### Your objective
Using the data below, return all lines in which "bytes" appears.

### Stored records
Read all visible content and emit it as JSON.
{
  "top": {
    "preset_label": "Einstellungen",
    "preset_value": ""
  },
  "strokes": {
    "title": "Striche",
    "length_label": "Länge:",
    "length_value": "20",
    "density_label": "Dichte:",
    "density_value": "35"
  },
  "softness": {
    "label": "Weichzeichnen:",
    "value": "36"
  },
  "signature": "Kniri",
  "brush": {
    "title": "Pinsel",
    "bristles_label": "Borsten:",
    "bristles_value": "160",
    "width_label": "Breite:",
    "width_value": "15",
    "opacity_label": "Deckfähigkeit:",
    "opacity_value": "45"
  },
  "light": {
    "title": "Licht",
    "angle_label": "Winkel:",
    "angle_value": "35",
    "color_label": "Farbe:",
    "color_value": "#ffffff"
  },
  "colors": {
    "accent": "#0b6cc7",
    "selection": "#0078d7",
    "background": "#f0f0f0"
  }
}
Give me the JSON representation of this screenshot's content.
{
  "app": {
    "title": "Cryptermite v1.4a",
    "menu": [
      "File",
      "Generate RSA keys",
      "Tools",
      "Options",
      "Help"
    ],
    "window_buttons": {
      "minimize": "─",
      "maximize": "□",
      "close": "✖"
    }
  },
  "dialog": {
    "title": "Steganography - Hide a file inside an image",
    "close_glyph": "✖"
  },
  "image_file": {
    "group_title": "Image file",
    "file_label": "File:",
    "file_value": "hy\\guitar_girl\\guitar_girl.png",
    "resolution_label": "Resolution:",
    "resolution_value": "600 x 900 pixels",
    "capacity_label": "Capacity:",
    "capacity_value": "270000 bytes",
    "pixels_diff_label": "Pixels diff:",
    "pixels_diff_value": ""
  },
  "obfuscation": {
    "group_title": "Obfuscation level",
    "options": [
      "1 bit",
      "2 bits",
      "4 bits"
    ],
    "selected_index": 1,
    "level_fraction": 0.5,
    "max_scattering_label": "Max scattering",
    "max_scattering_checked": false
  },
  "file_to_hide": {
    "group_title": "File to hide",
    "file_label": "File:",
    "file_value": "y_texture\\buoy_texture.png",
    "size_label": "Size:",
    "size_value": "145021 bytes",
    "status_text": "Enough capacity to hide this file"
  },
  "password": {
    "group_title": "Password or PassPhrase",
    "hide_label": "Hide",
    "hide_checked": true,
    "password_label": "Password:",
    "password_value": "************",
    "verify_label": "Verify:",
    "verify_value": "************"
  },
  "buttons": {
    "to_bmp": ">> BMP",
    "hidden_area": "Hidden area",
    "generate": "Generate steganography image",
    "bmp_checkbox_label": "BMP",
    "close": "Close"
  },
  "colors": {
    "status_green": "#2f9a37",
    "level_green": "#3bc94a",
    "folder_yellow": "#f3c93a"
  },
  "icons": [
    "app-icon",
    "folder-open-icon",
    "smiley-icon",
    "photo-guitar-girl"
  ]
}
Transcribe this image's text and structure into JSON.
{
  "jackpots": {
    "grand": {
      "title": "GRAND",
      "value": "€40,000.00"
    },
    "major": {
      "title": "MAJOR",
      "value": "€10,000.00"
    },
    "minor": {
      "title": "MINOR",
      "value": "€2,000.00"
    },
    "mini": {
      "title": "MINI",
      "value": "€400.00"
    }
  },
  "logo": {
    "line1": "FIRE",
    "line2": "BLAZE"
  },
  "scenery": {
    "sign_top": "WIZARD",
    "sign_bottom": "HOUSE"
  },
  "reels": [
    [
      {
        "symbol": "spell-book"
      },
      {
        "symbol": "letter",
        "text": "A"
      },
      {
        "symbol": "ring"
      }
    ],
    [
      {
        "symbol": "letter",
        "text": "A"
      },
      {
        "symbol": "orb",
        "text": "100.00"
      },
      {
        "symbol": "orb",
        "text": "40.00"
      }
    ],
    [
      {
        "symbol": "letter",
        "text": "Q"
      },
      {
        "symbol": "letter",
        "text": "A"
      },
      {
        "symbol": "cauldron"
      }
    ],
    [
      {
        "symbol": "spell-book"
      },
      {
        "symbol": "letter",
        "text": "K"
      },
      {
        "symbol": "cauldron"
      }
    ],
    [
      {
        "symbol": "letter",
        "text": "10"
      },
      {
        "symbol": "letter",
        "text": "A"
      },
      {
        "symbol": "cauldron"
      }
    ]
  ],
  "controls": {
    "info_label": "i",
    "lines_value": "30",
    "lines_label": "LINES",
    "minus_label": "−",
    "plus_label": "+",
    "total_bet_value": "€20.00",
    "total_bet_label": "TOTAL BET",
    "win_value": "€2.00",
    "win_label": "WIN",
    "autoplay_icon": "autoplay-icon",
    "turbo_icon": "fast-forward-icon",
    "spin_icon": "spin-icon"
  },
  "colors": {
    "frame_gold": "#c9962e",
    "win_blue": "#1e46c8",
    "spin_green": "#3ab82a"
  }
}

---

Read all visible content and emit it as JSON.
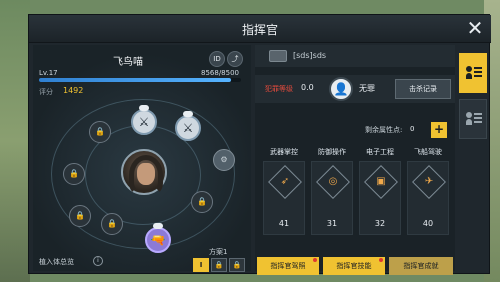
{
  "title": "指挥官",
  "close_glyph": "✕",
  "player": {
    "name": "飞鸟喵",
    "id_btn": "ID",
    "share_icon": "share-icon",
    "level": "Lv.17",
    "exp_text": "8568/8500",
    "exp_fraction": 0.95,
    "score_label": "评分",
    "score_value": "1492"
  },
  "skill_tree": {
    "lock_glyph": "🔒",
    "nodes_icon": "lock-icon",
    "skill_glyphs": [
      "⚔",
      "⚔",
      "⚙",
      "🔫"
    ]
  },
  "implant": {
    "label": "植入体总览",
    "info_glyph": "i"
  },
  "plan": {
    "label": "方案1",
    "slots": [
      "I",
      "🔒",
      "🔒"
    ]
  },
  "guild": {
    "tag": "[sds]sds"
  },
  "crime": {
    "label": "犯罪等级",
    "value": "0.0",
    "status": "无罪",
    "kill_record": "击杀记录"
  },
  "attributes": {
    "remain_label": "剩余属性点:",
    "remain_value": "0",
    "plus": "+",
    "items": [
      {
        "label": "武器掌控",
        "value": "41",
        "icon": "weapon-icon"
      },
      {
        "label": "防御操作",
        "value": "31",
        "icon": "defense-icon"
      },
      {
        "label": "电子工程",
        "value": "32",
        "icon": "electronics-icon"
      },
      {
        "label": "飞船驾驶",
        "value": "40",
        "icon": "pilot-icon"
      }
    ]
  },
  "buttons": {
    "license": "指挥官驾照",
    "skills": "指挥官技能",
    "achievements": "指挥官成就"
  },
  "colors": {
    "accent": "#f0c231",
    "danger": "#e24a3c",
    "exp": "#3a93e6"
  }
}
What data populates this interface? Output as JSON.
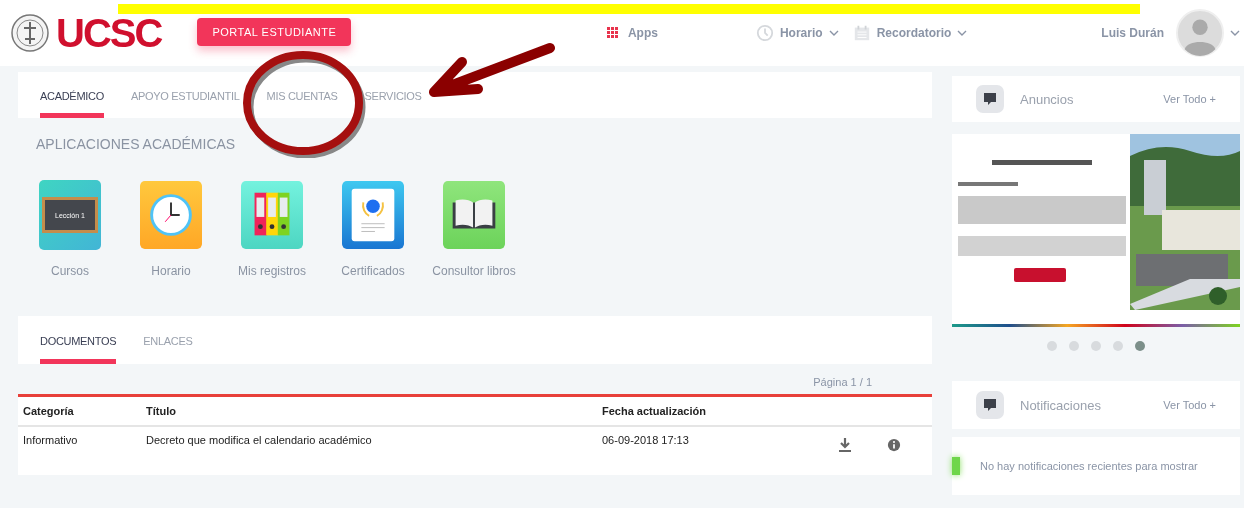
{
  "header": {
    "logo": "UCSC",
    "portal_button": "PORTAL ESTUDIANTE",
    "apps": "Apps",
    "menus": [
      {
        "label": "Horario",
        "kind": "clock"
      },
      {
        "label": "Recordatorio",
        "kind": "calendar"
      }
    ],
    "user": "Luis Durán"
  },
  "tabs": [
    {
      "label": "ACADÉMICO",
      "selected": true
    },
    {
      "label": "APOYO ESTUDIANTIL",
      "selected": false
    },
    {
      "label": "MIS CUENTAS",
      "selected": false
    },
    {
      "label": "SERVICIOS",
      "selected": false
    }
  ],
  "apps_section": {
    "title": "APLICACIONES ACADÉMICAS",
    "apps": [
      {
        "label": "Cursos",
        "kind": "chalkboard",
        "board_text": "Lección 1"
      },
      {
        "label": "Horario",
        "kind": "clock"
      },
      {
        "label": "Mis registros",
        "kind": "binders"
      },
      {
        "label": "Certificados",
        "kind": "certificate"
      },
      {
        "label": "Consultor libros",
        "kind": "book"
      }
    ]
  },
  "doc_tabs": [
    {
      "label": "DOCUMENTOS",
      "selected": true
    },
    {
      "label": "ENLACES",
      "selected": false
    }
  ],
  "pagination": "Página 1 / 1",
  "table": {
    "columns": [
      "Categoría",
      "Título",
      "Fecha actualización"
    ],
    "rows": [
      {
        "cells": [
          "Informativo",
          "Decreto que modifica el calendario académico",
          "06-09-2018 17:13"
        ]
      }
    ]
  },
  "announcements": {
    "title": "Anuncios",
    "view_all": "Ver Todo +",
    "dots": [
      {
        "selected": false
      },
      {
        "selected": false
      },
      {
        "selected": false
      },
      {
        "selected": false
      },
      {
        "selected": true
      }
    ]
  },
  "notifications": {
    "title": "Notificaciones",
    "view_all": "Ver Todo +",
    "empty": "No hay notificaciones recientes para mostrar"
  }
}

### Reply to the task
    "capacity_value": "270000 bytes",
    "size_value": "145021 bytes",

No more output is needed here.